Transworld Digital|March 2013|Print length 477 pages| e-book|5*
I am delighted to say that I loved Life After Life. I wasn’t at all sure that I would as I began reading it soon after I bought it (in 2013) and didn’t get very far before I decided to put it to one side for a while. A ‘while’ became years – and then at the end of 2016 I read A God in Ruins about Ursula’s brother Teddy, and loved it and decided to try Life After Life again. But, even so it has taken me until this September to get round to reading it. I can’t imagine what my problem with it was in 2013, because this time round once I’d started it I just knew I had to read it and I was immediately engrossed in the story.
Ursula Todd was born on 11 February 1910 at Fox Corner during a wild snowstorm. In the first version she was born before the doctor and the midwife arrived and she died, strangled by the umbilical cord around her neck.

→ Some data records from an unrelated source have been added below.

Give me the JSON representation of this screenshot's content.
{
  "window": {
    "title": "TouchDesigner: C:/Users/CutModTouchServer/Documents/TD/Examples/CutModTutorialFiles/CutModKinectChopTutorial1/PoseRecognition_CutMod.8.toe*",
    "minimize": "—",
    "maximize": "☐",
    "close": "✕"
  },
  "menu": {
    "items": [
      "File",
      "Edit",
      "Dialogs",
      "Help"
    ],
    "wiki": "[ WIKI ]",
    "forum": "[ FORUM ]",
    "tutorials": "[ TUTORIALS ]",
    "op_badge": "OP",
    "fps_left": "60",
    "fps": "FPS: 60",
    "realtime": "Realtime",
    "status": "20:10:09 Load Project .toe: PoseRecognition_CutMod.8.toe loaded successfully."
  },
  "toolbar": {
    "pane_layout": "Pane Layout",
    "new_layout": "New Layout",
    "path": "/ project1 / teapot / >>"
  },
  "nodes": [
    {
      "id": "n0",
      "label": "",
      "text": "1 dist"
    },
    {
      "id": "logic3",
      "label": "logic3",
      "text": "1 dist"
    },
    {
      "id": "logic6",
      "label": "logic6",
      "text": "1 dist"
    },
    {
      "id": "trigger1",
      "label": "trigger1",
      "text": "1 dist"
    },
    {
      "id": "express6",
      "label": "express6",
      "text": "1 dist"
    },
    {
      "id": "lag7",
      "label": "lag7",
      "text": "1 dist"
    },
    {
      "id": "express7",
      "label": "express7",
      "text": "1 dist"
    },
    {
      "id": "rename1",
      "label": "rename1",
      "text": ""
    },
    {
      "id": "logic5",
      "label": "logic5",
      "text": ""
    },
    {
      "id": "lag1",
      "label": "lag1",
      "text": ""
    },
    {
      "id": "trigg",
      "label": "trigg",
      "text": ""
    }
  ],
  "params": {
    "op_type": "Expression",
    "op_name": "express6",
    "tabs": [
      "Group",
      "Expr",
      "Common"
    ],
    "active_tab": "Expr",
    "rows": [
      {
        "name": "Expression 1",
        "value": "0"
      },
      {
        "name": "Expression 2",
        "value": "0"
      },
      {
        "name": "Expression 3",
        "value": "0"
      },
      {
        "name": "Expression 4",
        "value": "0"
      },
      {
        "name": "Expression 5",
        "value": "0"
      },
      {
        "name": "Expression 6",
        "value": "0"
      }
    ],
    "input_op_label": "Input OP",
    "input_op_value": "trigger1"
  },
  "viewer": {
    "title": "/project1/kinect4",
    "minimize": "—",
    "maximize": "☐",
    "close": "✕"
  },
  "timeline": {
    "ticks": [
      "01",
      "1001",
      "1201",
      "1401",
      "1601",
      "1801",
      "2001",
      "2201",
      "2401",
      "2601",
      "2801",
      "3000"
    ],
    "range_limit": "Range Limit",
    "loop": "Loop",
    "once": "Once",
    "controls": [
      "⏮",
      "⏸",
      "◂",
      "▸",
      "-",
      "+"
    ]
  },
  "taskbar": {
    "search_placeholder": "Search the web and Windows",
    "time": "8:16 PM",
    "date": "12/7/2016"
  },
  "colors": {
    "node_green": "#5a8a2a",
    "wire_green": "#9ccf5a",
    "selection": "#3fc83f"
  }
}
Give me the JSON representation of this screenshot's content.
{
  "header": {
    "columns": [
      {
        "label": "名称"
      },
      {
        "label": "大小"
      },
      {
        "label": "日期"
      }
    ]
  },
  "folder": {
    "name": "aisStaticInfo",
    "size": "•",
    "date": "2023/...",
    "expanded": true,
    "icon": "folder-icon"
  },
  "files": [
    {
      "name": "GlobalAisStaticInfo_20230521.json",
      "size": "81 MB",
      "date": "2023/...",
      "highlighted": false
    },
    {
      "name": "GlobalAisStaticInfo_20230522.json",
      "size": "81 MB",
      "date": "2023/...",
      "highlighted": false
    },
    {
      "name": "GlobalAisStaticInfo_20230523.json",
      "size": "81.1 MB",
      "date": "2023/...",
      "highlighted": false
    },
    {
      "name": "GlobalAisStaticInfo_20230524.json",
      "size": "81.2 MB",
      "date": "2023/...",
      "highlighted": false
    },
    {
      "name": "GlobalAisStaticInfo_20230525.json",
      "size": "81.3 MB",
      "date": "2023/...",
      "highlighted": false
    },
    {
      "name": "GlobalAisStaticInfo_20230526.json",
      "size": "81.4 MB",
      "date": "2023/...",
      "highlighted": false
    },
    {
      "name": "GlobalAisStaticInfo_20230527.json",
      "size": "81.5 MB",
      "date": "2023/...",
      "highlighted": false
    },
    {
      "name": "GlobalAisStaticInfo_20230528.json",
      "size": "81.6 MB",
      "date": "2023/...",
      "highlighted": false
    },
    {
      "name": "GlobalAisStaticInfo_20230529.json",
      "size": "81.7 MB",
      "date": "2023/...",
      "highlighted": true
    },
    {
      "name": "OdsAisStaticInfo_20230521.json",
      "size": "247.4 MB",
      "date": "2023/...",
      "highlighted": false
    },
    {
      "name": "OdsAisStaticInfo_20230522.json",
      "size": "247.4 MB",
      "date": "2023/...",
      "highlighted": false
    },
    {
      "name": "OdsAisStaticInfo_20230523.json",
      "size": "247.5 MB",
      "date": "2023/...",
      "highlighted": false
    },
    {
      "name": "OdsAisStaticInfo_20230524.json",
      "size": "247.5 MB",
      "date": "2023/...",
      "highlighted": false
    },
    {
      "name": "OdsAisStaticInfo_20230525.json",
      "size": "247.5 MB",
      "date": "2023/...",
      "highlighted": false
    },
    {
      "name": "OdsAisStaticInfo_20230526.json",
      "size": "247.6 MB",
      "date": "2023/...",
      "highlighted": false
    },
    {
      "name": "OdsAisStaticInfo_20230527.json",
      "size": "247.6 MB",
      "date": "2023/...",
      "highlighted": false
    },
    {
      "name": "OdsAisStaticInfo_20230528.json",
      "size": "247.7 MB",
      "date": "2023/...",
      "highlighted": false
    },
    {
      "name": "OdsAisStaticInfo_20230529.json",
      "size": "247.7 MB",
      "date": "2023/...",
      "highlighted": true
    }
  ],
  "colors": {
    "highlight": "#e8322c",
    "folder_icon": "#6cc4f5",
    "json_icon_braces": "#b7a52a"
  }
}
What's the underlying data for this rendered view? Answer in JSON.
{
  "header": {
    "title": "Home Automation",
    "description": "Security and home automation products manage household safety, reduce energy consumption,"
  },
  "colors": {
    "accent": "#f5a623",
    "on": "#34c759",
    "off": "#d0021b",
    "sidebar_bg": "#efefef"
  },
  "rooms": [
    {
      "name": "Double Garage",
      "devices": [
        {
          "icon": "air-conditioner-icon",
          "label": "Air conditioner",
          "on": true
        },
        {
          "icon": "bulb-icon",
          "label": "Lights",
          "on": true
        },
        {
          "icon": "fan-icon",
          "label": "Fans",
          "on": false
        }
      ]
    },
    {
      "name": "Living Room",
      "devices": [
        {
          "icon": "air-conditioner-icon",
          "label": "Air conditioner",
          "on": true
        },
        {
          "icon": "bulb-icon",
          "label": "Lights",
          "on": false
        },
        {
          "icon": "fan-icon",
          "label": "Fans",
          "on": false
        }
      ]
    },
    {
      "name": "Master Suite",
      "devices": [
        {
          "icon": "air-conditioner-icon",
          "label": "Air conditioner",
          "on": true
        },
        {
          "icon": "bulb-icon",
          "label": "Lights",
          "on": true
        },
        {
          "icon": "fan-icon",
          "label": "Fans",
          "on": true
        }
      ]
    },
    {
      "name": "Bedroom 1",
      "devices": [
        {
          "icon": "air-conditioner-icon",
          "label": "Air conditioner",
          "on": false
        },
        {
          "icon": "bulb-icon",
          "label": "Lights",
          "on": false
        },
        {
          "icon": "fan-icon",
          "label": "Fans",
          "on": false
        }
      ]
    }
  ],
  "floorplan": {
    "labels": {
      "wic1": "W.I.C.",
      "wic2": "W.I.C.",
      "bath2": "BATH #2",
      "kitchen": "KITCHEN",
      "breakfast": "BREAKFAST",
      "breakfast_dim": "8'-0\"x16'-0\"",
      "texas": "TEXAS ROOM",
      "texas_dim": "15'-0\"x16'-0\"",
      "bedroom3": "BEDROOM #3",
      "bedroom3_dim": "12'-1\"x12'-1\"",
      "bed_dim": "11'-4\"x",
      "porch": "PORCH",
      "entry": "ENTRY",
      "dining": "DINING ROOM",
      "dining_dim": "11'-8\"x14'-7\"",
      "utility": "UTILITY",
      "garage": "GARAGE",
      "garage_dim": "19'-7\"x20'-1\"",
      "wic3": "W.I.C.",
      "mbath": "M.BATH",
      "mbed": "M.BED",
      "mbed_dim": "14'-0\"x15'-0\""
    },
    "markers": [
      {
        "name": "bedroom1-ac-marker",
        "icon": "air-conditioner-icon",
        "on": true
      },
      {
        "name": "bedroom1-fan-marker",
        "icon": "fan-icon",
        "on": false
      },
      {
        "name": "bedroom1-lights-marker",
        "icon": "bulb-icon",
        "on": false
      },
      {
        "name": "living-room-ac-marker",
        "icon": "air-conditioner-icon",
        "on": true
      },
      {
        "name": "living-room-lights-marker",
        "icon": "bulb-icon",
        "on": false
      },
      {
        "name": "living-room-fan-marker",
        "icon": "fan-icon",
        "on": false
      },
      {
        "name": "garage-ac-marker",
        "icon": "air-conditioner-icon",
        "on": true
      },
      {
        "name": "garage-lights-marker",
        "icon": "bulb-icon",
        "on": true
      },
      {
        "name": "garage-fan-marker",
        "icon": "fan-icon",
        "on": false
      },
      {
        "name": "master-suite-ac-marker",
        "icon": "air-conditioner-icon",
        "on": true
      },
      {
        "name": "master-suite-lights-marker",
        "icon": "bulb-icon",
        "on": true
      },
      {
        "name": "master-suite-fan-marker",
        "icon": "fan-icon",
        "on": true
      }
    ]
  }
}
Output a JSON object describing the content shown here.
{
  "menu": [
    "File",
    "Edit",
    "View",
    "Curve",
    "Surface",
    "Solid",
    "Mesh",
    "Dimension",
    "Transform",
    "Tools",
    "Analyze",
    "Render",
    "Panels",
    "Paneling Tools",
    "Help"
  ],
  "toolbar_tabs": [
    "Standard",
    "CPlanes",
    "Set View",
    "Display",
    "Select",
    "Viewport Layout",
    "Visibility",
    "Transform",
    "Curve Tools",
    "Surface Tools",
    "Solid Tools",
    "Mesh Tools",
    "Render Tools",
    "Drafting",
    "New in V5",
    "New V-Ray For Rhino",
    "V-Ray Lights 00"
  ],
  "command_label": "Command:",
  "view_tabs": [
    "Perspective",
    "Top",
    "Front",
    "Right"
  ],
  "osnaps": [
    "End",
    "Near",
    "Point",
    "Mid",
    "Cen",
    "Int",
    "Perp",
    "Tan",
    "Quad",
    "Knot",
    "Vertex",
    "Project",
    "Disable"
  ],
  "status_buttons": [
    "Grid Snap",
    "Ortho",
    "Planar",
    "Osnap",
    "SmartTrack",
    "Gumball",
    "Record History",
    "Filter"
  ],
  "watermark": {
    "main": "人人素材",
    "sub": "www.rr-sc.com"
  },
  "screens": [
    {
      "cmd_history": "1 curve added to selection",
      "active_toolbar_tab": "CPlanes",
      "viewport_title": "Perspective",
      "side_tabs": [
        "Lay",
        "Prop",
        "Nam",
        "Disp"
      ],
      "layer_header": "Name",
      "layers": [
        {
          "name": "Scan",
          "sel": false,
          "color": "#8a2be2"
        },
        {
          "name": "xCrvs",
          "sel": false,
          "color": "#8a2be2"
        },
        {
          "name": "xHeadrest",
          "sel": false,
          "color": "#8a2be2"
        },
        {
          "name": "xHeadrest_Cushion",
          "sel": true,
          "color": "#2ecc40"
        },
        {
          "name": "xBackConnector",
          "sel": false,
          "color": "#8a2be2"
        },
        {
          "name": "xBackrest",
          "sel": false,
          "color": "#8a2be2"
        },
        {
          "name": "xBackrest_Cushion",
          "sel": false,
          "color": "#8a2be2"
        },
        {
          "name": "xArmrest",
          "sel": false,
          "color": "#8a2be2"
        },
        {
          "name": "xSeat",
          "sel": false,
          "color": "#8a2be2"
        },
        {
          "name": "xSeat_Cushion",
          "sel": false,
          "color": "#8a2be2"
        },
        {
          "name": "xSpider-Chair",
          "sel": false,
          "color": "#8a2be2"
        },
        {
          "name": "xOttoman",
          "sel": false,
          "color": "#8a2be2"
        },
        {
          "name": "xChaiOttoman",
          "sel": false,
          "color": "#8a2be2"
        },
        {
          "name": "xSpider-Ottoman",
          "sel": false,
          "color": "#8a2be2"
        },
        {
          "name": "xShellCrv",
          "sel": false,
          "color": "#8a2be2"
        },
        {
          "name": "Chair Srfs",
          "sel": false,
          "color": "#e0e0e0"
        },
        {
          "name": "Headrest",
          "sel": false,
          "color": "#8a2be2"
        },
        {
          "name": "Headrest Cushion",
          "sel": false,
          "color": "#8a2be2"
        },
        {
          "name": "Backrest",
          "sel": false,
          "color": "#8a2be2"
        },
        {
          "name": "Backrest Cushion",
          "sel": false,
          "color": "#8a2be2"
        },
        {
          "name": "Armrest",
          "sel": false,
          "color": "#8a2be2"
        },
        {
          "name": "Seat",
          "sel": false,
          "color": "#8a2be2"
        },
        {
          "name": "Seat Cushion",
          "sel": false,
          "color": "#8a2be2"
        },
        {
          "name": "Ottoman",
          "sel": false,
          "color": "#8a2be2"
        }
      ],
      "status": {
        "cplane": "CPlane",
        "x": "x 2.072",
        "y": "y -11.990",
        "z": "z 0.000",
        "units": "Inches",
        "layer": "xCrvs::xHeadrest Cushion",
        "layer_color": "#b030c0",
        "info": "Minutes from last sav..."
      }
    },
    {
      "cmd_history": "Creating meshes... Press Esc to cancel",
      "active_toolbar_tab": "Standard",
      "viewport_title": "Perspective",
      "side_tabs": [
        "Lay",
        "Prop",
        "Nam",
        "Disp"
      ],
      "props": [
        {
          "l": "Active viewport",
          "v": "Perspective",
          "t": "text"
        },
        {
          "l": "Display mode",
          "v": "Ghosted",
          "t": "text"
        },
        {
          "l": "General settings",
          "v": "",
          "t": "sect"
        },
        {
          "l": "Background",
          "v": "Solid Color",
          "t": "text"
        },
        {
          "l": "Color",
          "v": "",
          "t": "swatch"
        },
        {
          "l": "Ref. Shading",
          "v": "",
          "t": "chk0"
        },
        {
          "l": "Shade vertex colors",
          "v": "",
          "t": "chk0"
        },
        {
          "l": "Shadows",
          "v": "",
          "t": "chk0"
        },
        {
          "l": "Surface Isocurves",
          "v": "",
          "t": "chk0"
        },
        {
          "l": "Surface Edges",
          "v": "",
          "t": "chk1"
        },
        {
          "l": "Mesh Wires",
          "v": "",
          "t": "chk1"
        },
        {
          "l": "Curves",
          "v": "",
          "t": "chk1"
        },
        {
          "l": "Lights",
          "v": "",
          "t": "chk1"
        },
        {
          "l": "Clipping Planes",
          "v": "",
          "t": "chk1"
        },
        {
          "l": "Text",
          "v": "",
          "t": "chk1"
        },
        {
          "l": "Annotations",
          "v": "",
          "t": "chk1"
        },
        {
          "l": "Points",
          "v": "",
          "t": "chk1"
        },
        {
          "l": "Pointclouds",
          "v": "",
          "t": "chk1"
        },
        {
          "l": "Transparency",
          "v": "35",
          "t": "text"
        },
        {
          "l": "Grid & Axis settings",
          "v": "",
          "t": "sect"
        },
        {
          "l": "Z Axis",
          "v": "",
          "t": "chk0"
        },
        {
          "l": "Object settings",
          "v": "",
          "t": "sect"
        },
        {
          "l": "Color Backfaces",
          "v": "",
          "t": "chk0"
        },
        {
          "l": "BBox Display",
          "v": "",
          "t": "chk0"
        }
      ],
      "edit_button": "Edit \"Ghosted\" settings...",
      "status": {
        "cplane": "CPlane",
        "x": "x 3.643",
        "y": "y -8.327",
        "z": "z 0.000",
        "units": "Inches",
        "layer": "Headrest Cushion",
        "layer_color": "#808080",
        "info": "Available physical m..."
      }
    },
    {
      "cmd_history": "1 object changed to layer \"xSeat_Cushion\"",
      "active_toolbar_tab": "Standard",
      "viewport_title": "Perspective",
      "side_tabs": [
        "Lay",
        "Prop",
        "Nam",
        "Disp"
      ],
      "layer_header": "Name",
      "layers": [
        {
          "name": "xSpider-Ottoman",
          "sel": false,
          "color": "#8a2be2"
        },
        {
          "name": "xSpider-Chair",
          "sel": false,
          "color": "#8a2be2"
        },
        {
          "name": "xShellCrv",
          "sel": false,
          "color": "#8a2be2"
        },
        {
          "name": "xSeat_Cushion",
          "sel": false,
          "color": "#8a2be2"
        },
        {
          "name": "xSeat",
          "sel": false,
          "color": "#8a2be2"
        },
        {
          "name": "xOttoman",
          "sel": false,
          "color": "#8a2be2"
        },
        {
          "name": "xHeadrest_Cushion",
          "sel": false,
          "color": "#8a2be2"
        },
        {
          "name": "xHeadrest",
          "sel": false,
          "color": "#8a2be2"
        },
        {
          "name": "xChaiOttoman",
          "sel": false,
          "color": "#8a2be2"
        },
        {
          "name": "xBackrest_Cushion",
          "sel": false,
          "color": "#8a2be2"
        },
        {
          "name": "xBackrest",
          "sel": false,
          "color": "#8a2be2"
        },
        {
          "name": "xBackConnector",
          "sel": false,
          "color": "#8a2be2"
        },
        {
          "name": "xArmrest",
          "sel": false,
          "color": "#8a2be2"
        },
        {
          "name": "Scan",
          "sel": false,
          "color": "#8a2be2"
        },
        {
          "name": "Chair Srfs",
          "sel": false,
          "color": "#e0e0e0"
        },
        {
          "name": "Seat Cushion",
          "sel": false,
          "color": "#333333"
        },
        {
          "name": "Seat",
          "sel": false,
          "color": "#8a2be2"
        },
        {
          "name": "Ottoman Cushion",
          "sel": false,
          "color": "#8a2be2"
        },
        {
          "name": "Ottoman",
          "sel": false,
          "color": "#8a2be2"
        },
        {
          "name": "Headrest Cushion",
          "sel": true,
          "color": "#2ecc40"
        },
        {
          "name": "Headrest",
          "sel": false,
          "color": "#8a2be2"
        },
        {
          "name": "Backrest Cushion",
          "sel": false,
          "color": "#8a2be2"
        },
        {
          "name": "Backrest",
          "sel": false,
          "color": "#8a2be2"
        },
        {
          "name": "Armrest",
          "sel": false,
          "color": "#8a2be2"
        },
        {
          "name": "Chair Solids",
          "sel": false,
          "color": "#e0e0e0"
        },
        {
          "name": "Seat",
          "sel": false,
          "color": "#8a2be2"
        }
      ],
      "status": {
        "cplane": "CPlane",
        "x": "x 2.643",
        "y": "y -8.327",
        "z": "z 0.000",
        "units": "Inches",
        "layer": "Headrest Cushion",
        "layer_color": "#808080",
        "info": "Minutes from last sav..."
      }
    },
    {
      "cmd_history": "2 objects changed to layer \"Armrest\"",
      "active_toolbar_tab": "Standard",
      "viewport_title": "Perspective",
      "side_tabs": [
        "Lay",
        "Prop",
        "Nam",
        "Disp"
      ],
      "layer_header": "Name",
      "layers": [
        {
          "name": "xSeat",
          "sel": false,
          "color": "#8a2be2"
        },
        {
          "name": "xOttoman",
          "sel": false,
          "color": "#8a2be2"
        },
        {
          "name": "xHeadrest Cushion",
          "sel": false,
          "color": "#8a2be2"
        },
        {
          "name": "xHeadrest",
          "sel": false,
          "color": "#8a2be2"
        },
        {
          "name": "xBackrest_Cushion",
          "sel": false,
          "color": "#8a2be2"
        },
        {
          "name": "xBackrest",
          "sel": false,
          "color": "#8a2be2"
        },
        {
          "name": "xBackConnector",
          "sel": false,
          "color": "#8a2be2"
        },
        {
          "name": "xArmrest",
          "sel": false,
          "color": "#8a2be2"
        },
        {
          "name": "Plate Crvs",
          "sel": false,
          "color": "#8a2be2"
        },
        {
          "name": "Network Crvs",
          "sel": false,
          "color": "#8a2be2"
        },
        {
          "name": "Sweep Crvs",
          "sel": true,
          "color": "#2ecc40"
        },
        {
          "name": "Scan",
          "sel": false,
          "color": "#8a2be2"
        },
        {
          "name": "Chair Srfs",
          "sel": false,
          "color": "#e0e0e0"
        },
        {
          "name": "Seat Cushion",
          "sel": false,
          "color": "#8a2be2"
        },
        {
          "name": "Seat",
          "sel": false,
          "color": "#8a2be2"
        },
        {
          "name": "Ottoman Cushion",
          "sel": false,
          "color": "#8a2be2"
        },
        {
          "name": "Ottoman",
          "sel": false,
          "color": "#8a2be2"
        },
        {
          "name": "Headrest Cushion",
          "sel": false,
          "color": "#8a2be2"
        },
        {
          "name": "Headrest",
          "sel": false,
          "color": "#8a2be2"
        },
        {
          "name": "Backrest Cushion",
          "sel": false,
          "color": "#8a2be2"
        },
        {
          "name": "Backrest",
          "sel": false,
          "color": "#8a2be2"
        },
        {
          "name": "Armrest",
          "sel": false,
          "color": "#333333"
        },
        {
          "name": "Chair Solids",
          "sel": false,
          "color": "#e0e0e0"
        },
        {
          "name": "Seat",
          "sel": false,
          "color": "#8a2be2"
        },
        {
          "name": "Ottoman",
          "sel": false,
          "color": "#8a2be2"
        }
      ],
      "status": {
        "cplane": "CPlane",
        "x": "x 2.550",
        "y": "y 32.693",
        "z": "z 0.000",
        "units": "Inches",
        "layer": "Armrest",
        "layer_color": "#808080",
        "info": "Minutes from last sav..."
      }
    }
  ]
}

But in the second version the doctor had got there in time and saved her life, using a pair of small surgical scissors to snip the cord.
During the book Ursula dies many deaths and there are several different versions that her life takes over the course of the twentieth century – through both World Wars and beyond. Each time as she approaches death she experiences a vague unease, before the darkness falls. As she grows older she experiences different outcomes to the events that lead up to that feeling of unease, and finds that sometimes she can prevent the darkness from falling. By the end of the book I had a complete picture of a life lived to the full. I loved the way she experiences the same circumstances but because one little thing is changed it completely changes the whole sequence of events.
There is a constant thread throughout the book – the Todd family, Ursula’s mother, Sylvie, her father, Hugh, her aunt, Izzie, and her brothers and sisters, plus the family servants and friends. They all play more or less significant roles throughout Ursula’s life. It’s a large cast of characters but I had no difficulty in distinguishing them – they all felt ‘real’, partly I think because Atkinson is so good at depicting family life and relationships.
I would love to know more about several of the characters – Izzie, for one – Hugh’s wild bohemian sister, who Sylvie called a ‘cuckoo’ and Mrs Glover described as a ‘Flibbertigibbet’. Then there is Sylvie herself, who I found quite a mysterious character – in particular one of the chapters describing Ursula’s birth very near the end of the book set my imagination working overtime- what had Sylvie known and how? There is more about Ursula’s youngest brother, Teddy in A God In Ruins and I think I’ll have to re-read it soon to see what further light it throws on all the characters.
In some ways it is a tragic book – particularly the parts set during the war years. They are brilliantly written bringing the full of horror of war into focus; some of the standout scenes are those in London during the Blitz. And it’s interesting to speculate how different the history of the twentieth century could have been if Hitler had been assassinated in 1930. The whole book is full of ‘what ifs’ – what if this character had behaved differently, what if that had not happened, what if you’d made a different choice of subject to study or a different career, or married a different person?
In fact I think the whole book is excellent, well researched and with such a different structure so well done that it kept me glued to the pages. I wish I’d read it earlier – but it obviously wasn’t the right time for me to read it then.
Reading challenges: Mount TBR